Task objective: Search the records for the word "Observability" and report each line that has it.

───── Data extract ─────

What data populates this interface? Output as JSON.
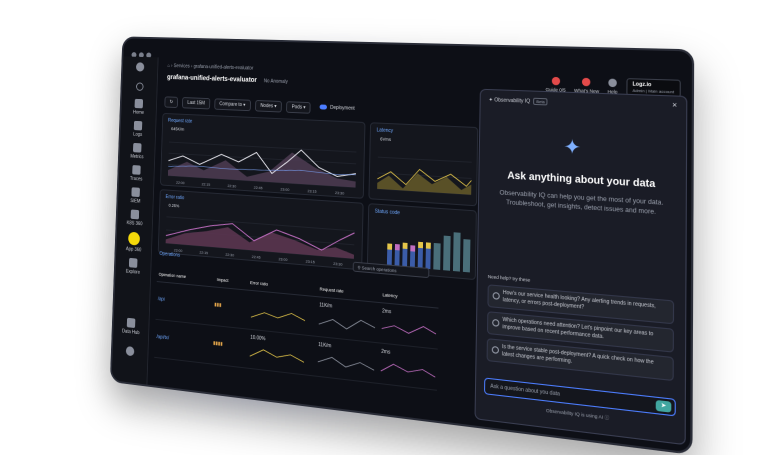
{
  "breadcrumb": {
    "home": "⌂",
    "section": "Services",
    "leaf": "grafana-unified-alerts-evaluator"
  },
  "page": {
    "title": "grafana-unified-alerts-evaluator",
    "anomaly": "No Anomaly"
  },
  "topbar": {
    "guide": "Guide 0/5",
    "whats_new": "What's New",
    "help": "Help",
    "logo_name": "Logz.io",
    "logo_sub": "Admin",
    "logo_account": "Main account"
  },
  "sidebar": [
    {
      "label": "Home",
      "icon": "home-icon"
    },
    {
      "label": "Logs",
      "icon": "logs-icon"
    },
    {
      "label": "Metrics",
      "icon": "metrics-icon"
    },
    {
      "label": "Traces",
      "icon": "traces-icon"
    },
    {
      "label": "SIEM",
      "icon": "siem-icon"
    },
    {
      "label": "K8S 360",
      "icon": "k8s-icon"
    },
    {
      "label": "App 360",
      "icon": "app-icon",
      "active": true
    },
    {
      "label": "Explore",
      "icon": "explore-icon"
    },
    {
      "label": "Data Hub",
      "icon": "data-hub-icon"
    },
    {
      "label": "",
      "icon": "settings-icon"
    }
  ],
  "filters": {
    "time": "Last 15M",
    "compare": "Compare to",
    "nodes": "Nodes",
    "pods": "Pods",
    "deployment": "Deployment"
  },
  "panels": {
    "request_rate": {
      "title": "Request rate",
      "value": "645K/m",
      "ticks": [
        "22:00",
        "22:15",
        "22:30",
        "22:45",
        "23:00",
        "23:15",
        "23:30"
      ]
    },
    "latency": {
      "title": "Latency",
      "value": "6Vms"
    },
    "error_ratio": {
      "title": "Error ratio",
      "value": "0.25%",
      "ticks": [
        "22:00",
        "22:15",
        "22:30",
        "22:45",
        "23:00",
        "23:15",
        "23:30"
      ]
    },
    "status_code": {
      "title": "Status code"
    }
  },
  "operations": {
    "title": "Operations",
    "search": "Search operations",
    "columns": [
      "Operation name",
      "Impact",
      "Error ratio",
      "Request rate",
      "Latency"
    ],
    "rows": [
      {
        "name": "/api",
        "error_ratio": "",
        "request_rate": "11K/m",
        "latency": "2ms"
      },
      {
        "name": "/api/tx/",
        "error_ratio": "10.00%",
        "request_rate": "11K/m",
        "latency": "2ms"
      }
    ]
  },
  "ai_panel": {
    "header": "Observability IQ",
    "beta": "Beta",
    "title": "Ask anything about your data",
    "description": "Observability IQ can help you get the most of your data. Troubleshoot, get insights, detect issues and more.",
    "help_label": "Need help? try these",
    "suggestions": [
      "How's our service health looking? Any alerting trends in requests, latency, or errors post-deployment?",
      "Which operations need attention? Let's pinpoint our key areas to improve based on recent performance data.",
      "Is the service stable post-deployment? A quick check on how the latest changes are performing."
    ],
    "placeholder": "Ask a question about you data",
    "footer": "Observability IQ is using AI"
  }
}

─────

Answer section:
    "header": "Observability IQ",
    "description": "Observability IQ can help you get the most of your data. Troubleshoot, get insights, detect issues and more.",
    "footer": "Observability IQ is using AI"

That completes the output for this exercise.